George Pataki -- the GOP's Rodney Dangerfield?
On paper, he sounds like a top-tier candidate for president: A former three-term Republican governor from deep blue New York, who was in office during the Sept. 11 terrorist attacks and built a legacy anchored in ambitious tax cuts.
If only anyone knew who George Pataki is.
But Pataki, who will announce his candidacy for president Thursday in Exeter, N.H., does not register in most public polls, if he is included at all. Reporters do not rush him at events in the key primary states, if they show up. Other Republicans do not attack his credentials or even acknowledge him.
In the crowded Republican presidential primary field, Pataki is less a player than a punch line. And he knows it.
“People don’t remember who I am, but we can remind them of that,” Pataki told Newsmax earlier this year.
His stock was not always so low. Eight years ago, as he finished his final term as governor, Pataki was well regarded as a presidential prospect.
His record pushing for and achieving tax cuts, and his role in rebuilding New York after 9/11, were major selling points for his potential candidacy. In his last re-election bid, in 2002, Pataki had also taught himself Spanish and won at least a third of Hispanic votes — an impressive share for a Republican.
“He would be serious,” Americans For Tax Reform President Grover Norquist told New York Magazine at the time. “Republicans would not say, ‘That guy has no chance.’”
But Pataki left office in 2007 with painfully low job approval ratings, and another New York Republican, former Mayor Rudy Giuliani, entered the presidential race as a frontrunner. After launching an exploratory committee and earnestly testing the waters, Pataki quietly decided not to run; afterward, multiple Republicans, including Giuliani, sought his endorsement.
In 2011, Pataki again toyed with the idea of running for president, only to opt once more against it. Now, on the third try, his failures to launch have become a joke even for Pataki.
“I kid up in New Hampshire that every four years, there’s the World Cup, the Olympics, and I show up thinking of running,” Pataki told radio host Hugh Hewitt last month. “But this time, I’ve taken a lot more aggressive steps.”
Indeed, Pataki’s announcement Thursday will mark his 10th trip so far this election cycle to New Hampshire, by his spokesman’s count, and the pro-Pataki super PAC, We The People, Not Washington, has been running television ads in the Granite State for the past month. Camping out in the Granite State will be central to Pataki’s strategy.
Still, while other Republican candidates have spent years bulking up their national brands with television appearances, aggressive networking or building-block campaigns, Pataki has been largely out of the game.
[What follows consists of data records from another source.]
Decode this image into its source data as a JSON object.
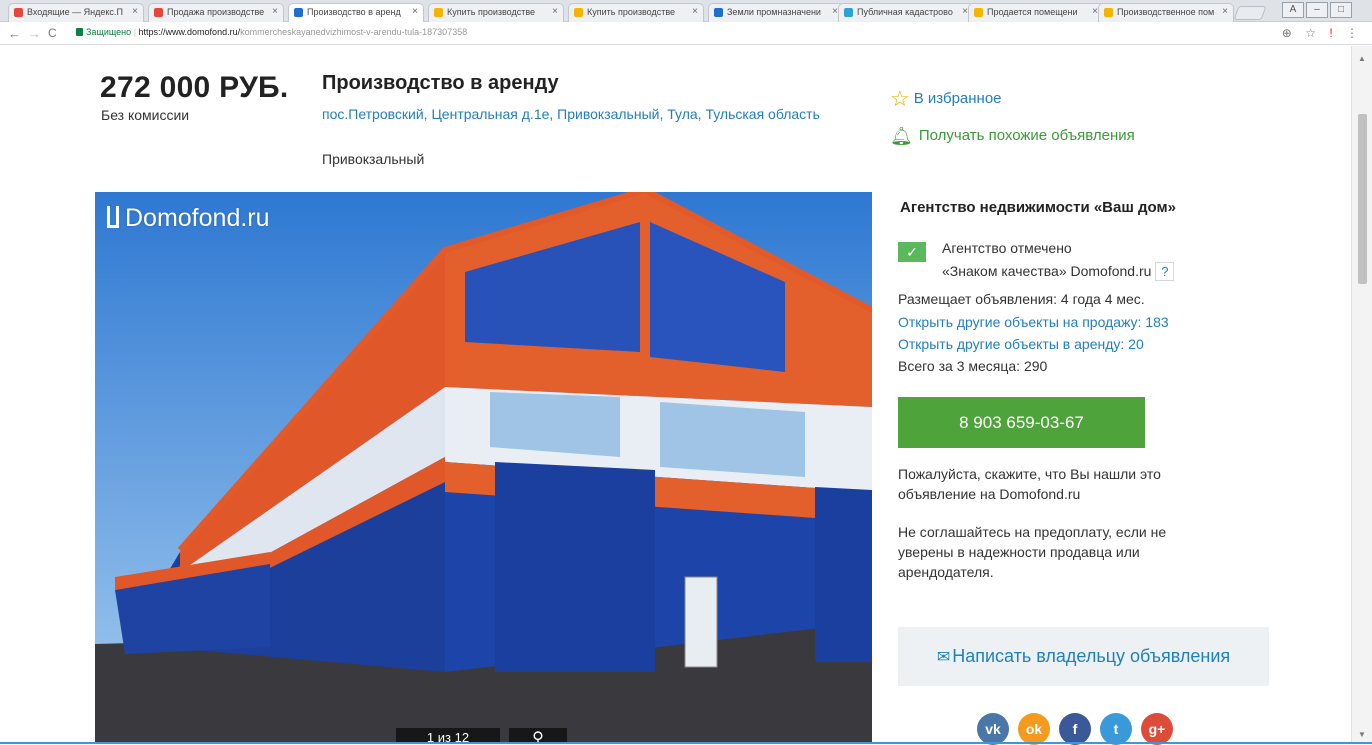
{
  "browser": {
    "tabs": [
      {
        "label": "Входящие — Яндекс.П",
        "color": "#e9463b"
      },
      {
        "label": "Продажа производстве",
        "color": "#e9463b"
      },
      {
        "label": "Производство в аренд",
        "color": "#1f6fd1"
      },
      {
        "label": "Купить производстве",
        "color": "#f4b400"
      },
      {
        "label": "Купить производстве",
        "color": "#f4b400"
      },
      {
        "label": "Земли промназначени",
        "color": "#1f6fd1"
      },
      {
        "label": "Публичная кадастрово",
        "color": "#2aa4d8"
      },
      {
        "label": "Продается помещени",
        "color": "#f4b400"
      },
      {
        "label": "Производственное пом",
        "color": "#f4b400"
      }
    ],
    "secure_label": "Защищено",
    "url_host": "https://www.domofond.ru/",
    "url_path": "kommercheskayanedvizhimost-v-arendu-tula-187307358"
  },
  "listing": {
    "price": "272 000 РУБ.",
    "commission": "Без комиссии",
    "title": "Производство в аренду",
    "address": "пос.Петровский, Центральная д.1е, Привокзальный, Тула, Тульская область",
    "district": "Привокзальный",
    "favorite_label": "В избранное",
    "similar_label": "Получать похожие объявления"
  },
  "photo": {
    "watermark": "Domofond.ru",
    "counter": "1 из 12"
  },
  "seller": {
    "agency_name": "Агентство недвижимости «Ваш дом»",
    "quality_line1": "Агентство отмечено",
    "quality_line2": "«Знаком качества» Domofond.ru",
    "quality_help": "?",
    "duration": "Размещает объявления: 4 года 4 мес.",
    "sale_link": "Открыть другие объекты на продажу: 183",
    "rent_link": "Открыть другие объекты в аренду: 20",
    "total": "Всего за 3 месяца: 290",
    "phone": "8 903 659-03-67",
    "note1": "Пожалуйста, скажите, что Вы нашли это объявление на Domofond.ru",
    "note2": "Не соглашайтесь на предоплату, если не уверены в надежности продавца или арендодателя.",
    "write_label": "Написать владельцу объявления"
  },
  "social": [
    {
      "name": "vk",
      "label": "vk",
      "color": "#4a76a8"
    },
    {
      "name": "odnoklassniki",
      "label": "ok",
      "color": "#f39a1f"
    },
    {
      "name": "facebook",
      "label": "f",
      "color": "#3b5998"
    },
    {
      "name": "twitter",
      "label": "t",
      "color": "#3a9ad9"
    },
    {
      "name": "google-plus",
      "label": "g+",
      "color": "#dd4b39"
    }
  ]
}
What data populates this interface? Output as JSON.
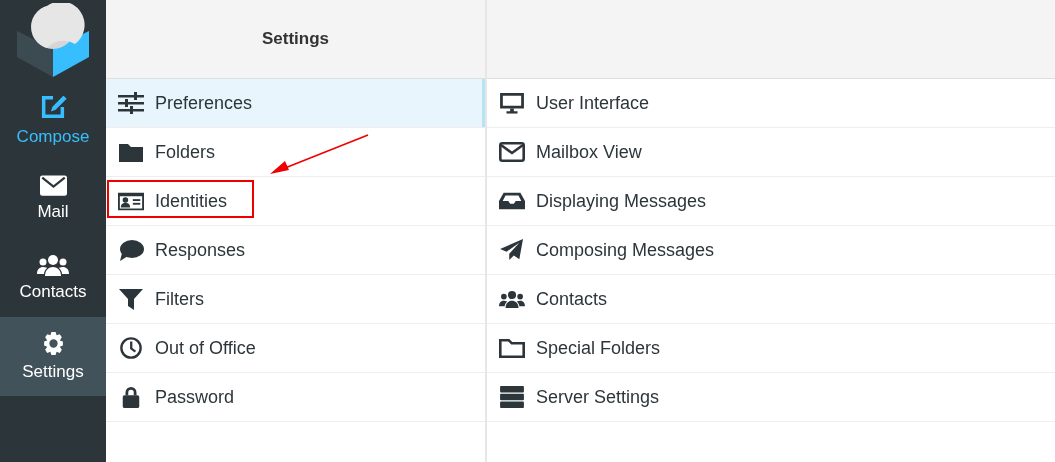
{
  "sidebar": {
    "items": [
      {
        "label": "Compose",
        "kind": "primary",
        "selected": false
      },
      {
        "label": "Mail",
        "kind": "nav",
        "selected": false
      },
      {
        "label": "Contacts",
        "kind": "nav",
        "selected": false
      },
      {
        "label": "Settings",
        "kind": "nav",
        "selected": true
      }
    ]
  },
  "sections": {
    "title": "Settings",
    "items": [
      {
        "label": "Preferences",
        "selected": true,
        "highlighted": false
      },
      {
        "label": "Folders",
        "selected": false,
        "highlighted": false
      },
      {
        "label": "Identities",
        "selected": false,
        "highlighted": true
      },
      {
        "label": "Responses",
        "selected": false,
        "highlighted": false
      },
      {
        "label": "Filters",
        "selected": false,
        "highlighted": false
      },
      {
        "label": "Out of Office",
        "selected": false,
        "highlighted": false
      },
      {
        "label": "Password",
        "selected": false,
        "highlighted": false
      }
    ]
  },
  "preferences": {
    "items": [
      {
        "label": "User Interface",
        "selected": false
      },
      {
        "label": "Mailbox View",
        "selected": false
      },
      {
        "label": "Displaying Messages",
        "selected": false
      },
      {
        "label": "Composing Messages",
        "selected": false
      },
      {
        "label": "Contacts",
        "selected": false
      },
      {
        "label": "Special Folders",
        "selected": false
      },
      {
        "label": "Server Settings",
        "selected": false
      }
    ]
  }
}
In 2007, rather than run for president, Pataki joined the corporate law firm Chadbourne & Parke and later founded a consulting group. Although he has made occasional campaign trail appearances on behalf of other candidates and done some work with nonprofit political groups in the interim, the bulk of Pataki’s energies have been directed at his private sector work — not usually the mark of a would-be presidential candidate.
Another former governor, Jeb Bush of Florida, has also been out of politics since 2007, but his famous last name has expedited and smoothed his reintroduction. Pataki’s return to the campaign trail, meanwhile, has been more jarring.
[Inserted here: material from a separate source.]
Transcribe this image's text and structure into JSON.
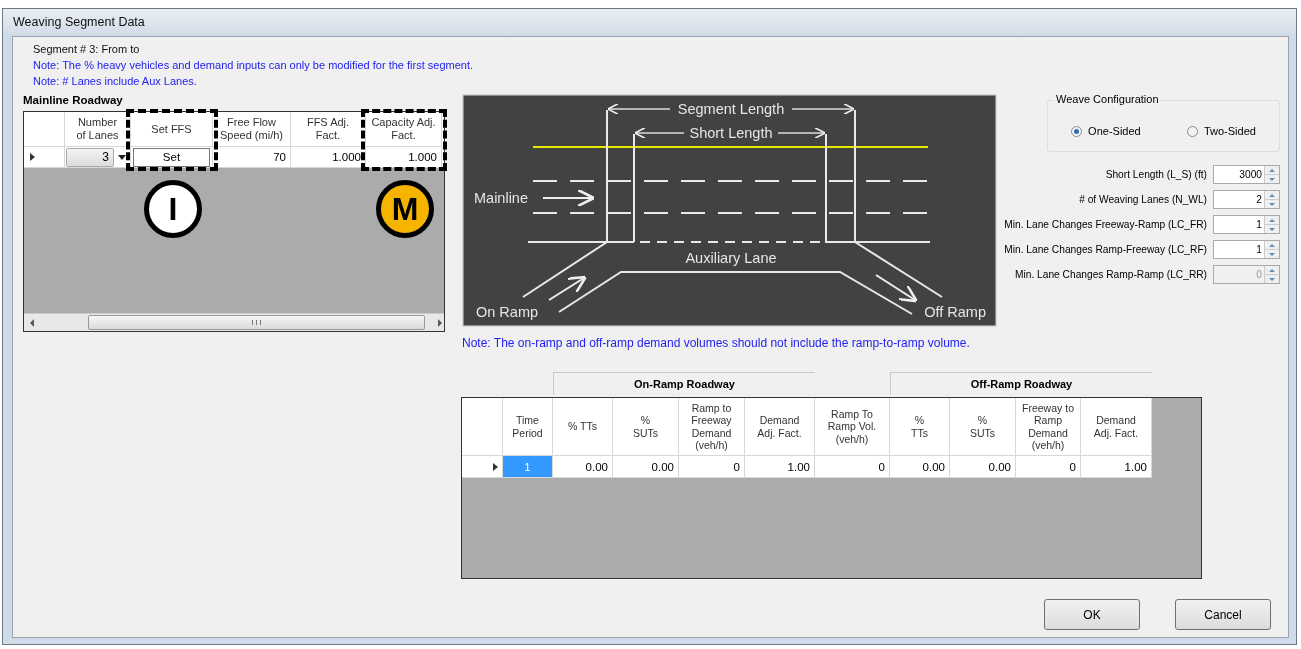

“As I’ve been back in Iowa and New Hampshire and South Carolina, people have asked me, ‘Pataki, where have you been?’” he said at the recent Lincoln Dinner in Iowa, where 10 other likely Republican candidates also spoke.
During that trip, some Pataki alums and curious newcomers converged on the Newton, Iowa, living room of Marshall Critchfield, the Jasper County Republican Party chairman, for a coffee with the would-be candidate. The meet-up was organized by Craig Schoenfeld, who led Pataki’s Iowa exploratory efforts during the 2008 cycle, but who plans to sit this election out.
After Pataki spoke, Schoenfeld said, people “came away going, ‘Huh, here’s a guy who nobody may be thinking about now, but we should take a look at this guy.’”
On Thursday in New Hampshire, Pataki will announce his candidacy in the town where the Republican Party has its roots. There, he will look to re-reintroduce himself to a broader national audience, reminding voters of his humble roots in upstate New York, calling for smaller government in Washington, and stressing how his experience with Sept. 11 informs how he would tackle national security problems. He might even toss out a bit of Spanish.
If only people will watch.
“We very much understand that we have an uphill challenge,” said Pataki spokesman Dave Catalfamo.
But Pataki and his allies often invoke his first big victory as proof that he has another long-shot bid in him.
In 1994, Pataki, a little-known freshman state senator running for statewide office for the first time, unseated Democratic Gov. Mario Cuomo, a New York icon.
Said Catalfamo, “This is not an unusual place for George Pataki to be.”